In early February 2020, I was in San Diego for a gathering of higher education professionals, including many chief academic officers. The first known case of COVID-19 in the U.S. had been diagnosed just a few weeks earlier, in January. While together at our conference, we contemplated the future of our industry, the changing students we are privileged to serve, our responsibilities in such a time as this, and of course, the upcoming fall elections and their impact on our campuses.
Although we worried about the virus getting ever closer, we could never have anticipated the shattering loss of life ahead, nor the lasting emotional, physical, and fiscal tolls it would exact on families, organizations, and entire communities.

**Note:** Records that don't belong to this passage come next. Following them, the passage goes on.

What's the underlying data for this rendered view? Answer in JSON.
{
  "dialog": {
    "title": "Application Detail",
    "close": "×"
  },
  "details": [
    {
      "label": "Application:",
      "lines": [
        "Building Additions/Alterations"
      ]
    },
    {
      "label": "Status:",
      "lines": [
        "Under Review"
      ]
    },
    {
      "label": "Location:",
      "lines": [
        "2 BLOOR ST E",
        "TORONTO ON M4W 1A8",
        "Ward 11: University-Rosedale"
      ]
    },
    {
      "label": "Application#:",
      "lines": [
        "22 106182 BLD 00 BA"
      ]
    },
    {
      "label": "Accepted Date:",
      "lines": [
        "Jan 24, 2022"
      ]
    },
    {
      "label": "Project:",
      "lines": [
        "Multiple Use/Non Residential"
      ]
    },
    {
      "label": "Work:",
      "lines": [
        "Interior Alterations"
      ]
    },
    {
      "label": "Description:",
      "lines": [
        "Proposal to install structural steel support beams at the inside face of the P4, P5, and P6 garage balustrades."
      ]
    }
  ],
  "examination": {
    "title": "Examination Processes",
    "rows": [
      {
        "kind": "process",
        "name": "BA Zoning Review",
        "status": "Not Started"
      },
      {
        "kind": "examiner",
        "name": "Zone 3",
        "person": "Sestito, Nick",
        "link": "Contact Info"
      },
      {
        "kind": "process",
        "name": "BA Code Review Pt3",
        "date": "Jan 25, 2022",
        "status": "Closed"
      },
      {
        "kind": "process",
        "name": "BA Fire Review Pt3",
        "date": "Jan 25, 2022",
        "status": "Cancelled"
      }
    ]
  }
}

Long after the pandemic ends, its effects will linger. No business operation or organization will be left unchanged. The significant demographic shifts, student preference swings, and workforce changes affecting degree-granting institutions were already spurring big changes in academia.
This global pandemic has accelerated the fires of change. Wise institutions and administrators will look to the horizon of opportunity ahead and use it as an impetus for meaningful improvements. Higher education must be prepared for at least three lasting pandemic-related changes.
A more central role for online degrees
For the past 12 years, I have worked at institutions that were leading efforts in the advancement of quality online degree programs. No matter the progress in technology and instructional design strategies, no matter the advancements articulated in industry and outcomes-oriented literature, some academic colleagues have continued to deny the legitimacy of a fully online academic degree.